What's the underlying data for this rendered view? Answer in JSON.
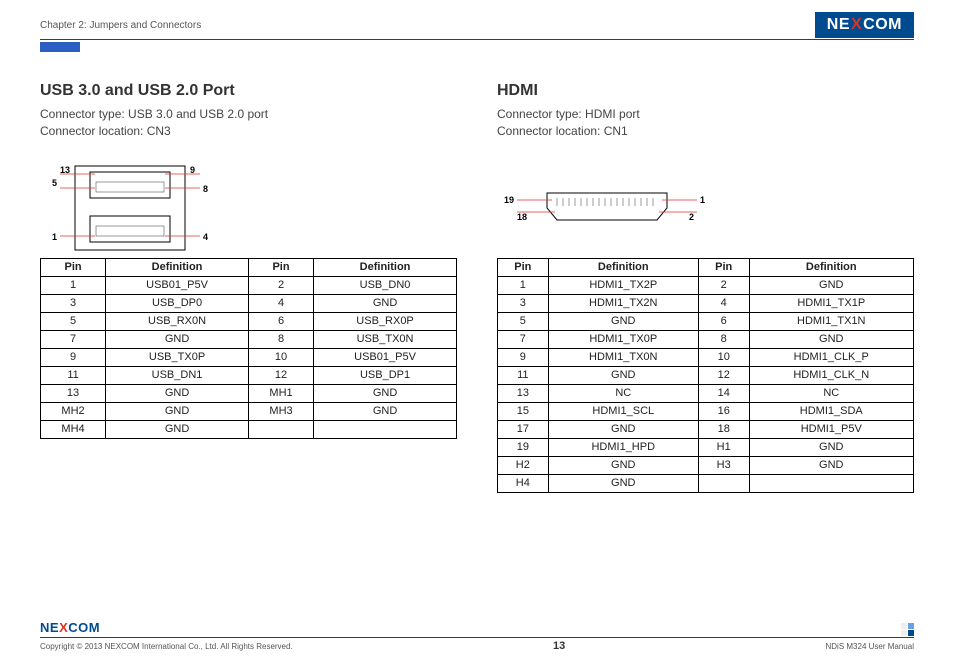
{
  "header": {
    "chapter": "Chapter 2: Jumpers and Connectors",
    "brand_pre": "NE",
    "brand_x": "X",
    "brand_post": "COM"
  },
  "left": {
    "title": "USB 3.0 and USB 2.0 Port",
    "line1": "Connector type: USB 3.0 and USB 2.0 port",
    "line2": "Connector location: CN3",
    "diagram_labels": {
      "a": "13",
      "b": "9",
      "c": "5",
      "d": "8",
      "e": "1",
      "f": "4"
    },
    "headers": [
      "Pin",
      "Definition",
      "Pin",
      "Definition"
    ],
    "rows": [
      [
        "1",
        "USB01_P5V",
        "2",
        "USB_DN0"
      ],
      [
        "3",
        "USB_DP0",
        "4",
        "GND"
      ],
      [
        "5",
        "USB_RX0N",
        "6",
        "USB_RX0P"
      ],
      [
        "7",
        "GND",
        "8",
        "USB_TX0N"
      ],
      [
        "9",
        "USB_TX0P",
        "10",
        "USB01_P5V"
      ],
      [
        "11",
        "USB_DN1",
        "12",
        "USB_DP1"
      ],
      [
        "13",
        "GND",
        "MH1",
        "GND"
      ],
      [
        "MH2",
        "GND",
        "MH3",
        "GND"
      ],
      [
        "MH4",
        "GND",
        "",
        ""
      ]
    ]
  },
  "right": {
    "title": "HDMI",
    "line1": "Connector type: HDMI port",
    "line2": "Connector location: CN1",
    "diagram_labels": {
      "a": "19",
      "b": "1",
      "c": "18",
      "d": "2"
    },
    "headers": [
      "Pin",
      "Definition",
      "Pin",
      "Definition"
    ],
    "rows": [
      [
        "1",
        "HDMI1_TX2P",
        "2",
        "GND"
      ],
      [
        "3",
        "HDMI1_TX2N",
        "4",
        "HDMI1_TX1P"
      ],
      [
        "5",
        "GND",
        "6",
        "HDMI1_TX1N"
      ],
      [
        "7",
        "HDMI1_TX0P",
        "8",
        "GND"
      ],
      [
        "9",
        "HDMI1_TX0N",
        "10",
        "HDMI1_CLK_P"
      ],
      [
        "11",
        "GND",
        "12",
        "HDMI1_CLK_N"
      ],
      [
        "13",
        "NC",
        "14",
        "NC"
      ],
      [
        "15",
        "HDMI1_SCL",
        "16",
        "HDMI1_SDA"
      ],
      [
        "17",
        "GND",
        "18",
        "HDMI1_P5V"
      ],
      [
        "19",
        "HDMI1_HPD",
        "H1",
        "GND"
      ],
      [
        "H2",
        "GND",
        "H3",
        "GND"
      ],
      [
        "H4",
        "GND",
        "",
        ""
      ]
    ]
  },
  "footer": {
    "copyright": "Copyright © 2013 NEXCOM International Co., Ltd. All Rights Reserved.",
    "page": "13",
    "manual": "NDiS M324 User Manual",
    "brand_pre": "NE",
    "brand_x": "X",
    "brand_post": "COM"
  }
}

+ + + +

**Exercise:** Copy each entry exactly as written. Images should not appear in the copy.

**Solution:**
What's the underlying data for this rendered view? Answer in JSON.
{
  "header": {
    "chapter": "Chapter 2: Jumpers and Connectors",
    "brand_pre": "NE",
    "brand_x": "X",
    "brand_post": "COM"
  },
  "left": {
    "title": "USB 3.0 and USB 2.0 Port",
    "line1": "Connector type: USB 3.0 and USB 2.0 port",
    "line2": "Connector location: CN3",
    "diagram_labels": {
      "a": "13",
      "b": "9",
      "c": "5",
      "d": "8",
      "e": "1",
      "f": "4"
    },
    "headers": [
      "Pin",
      "Definition",
      "Pin",
      "Definition"
    ],
    "rows": [
      [
        "1",
        "USB01_P5V",
        "2",
        "USB_DN0"
      ],
      [
        "3",
        "USB_DP0",
        "4",
        "GND"
      ],
      [
        "5",
        "USB_RX0N",
        "6",
        "USB_RX0P"
      ],
      [
        "7",
        "GND",
        "8",
        "USB_TX0N"
      ],
      [
        "9",
        "USB_TX0P",
        "10",
        "USB01_P5V"
      ],
      [
        "11",
        "USB_DN1",
        "12",
        "USB_DP1"
      ],
      [
        "13",
        "GND",
        "MH1",
        "GND"
      ],
      [
        "MH2",
        "GND",
        "MH3",
        "GND"
      ],
      [
        "MH4",
        "GND",
        "",
        ""
      ]
    ]
  },
  "right": {
    "title": "HDMI",
    "line1": "Connector type: HDMI port",
    "line2": "Connector location: CN1",
    "diagram_labels": {
      "a": "19",
      "b": "1",
      "c": "18",
      "d": "2"
    },
    "headers": [
      "Pin",
      "Definition",
      "Pin",
      "Definition"
    ],
    "rows": [
      [
        "1",
        "HDMI1_TX2P",
        "2",
        "GND"
      ],
      [
        "3",
        "HDMI1_TX2N",
        "4",
        "HDMI1_TX1P"
      ],
      [
        "5",
        "GND",
        "6",
        "HDMI1_TX1N"
      ],
      [
        "7",
        "HDMI1_TX0P",
        "8",
        "GND"
      ],
      [
        "9",
        "HDMI1_TX0N",
        "10",
        "HDMI1_CLK_P"
      ],
      [
        "11",
        "GND",
        "12",
        "HDMI1_CLK_N"
      ],
      [
        "13",
        "NC",
        "14",
        "NC"
      ],
      [
        "15",
        "HDMI1_SCL",
        "16",
        "HDMI1_SDA"
      ],
      [
        "17",
        "GND",
        "18",
        "HDMI1_P5V"
      ],
      [
        "19",
        "HDMI1_HPD",
        "H1",
        "GND"
      ],
      [
        "H2",
        "GND",
        "H3",
        "GND"
      ],
      [
        "H4",
        "GND",
        "",
        ""
      ]
    ]
  },
  "footer": {
    "copyright": "Copyright © 2013 NEXCOM International Co., Ltd. All Rights Reserved.",
    "page": "13",
    "manual": "NDiS M324 User Manual",
    "brand_pre": "NE",
    "brand_x": "X",
    "brand_post": "COM"
  }
}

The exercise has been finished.